Mike Leach left lasting effect years after coaching Cardinals’ Kliff Kingsbury
TEMPE — It’s hard to imagine a tougher time in Arizona Cardinals head coach Kliff Kingsbury’s tenure in the desert than the present.
Already dealing with a laundry list of issues in 2022, whether it’s been injuries, off-the-field issues, bad luck, worse play and the hot-seat talk that comes with it all, Kingsbury has not had an easy season by any means.
These last few days, however, have really hit home for the head coach, who watched franchise quarterback Kyler Murray, someone he has grown close with over the years, go down with a torn ACL in a Monday Night Football loss before learning his former college coach and mentor in Mike Leach passed away on Tuesday due to complications from a heart condition. He was 61.
Many in the sports world will remember Leach for the way he carried himself, especially when talking about who would win in a fight among Pac-12 mascots or his disdain for candy corn.
For Kingsbury, Leach was much more than a funny soundbite. He was an architect of the Air Raid offense that so many play callers in both the NFL and college ranks model their game plans after now.
“One of the most impactful minds ever in the history of college football,” Kingsbury said Tuesday. “I don’t know if he’ll ever get that credit because of his quirkiness — because of the presentation if you will — but when you look at how much he changed the game and the figures in the current game, whether it’s Mahomes, who obviously was touched by him through Texas Tech and me and some of the concepts that I learned, he learned.
“Just playing for him, being able to … see a guy who had those types of ideas and would allow players to offer up ideas and actually listen and things of that nature, way ahead of his time. He was a great person, great man, great coach and he’ll be dearly missed.”
Kingsbury spent three seasons under Leach’s tutelage while at Texas Tech from 2000-02. In each of those three years, Kingsbury consistently progressed with Leach leading the way, most notably in 2002 when the former Texas Tech QB threw for 5,017 yards and 45 touchdowns to 13 interceptions on 67.3% passing. Together, the duo helped lead the Red Raiders to a 24-16 mark that included a 2002 Tangerine Bowl victory and two more bowl berths.
The success of the field was nice and all but working with Leach was much more than just the Xs and Os when it came down to it.
“There’s a bunch of (memories), but you would learn a lot about life — probably 50-50 life and football in his meetings,” Kingsbury said. “And he always thought everybody was open. … That was kind of his beauty, he truly thought that his offense was unstoppable. He made you believe in yourself more so than you did. … Everywhere he’s gone he’s won. There’s a method to the madness and it just was an honor to call him a friend.”
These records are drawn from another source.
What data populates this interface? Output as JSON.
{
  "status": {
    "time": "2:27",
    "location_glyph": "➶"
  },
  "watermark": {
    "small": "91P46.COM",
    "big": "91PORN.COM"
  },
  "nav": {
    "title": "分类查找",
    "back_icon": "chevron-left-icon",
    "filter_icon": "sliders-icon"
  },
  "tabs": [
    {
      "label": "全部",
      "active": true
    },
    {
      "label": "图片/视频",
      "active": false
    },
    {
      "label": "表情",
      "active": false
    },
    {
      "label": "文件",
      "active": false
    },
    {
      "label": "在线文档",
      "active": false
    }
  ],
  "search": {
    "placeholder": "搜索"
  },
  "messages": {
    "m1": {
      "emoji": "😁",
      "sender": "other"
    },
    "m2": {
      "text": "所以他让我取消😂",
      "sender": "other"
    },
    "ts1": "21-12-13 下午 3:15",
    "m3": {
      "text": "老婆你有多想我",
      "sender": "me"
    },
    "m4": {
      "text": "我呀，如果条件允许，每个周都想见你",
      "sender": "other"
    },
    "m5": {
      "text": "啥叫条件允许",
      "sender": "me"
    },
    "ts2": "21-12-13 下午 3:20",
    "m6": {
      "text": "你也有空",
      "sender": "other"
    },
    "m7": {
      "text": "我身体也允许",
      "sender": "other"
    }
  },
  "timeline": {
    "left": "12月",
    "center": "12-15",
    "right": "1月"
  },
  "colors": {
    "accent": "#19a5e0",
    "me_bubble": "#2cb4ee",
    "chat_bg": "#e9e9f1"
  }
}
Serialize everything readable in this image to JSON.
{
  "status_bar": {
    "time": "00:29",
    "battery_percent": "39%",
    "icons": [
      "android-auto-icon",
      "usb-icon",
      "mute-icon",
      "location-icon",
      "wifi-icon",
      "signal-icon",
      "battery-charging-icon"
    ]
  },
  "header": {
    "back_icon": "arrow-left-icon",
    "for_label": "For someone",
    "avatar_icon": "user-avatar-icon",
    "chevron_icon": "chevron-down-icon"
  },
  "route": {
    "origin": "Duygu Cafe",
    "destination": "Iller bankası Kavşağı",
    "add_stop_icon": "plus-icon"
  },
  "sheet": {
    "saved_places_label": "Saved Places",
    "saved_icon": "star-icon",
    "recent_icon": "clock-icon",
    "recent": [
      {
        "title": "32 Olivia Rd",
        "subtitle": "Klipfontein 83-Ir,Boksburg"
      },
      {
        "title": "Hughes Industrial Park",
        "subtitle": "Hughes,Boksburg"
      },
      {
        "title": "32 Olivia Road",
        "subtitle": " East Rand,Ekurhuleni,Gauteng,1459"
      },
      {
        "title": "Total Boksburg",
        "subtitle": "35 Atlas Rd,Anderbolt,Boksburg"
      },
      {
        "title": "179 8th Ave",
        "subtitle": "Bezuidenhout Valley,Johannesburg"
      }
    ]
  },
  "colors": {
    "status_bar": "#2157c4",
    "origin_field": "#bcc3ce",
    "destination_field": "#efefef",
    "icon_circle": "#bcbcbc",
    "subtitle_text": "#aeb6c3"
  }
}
“I don’t think he ever realized how big a figure he was in college football,” the head coach added. “I wish he could have seen the outpouring today, because I don’t think it ever hit him like that.”
With four games left in the regular season and entering a short week, the whirlwind of losing his college coach paired with Murray’s season-ending injury has been rampant over the last few days.
Luckily for Kingsbury, he’s relying on those around him to help push through this difficult time.
“It’s been a tough couple days and that’s life,” Kingsbury said. “It’s good to be around the guys, there’s no doubt. Teammates, coaching staff, all those guys. That’s definitely kind of a safe space to be between a tough couple days.”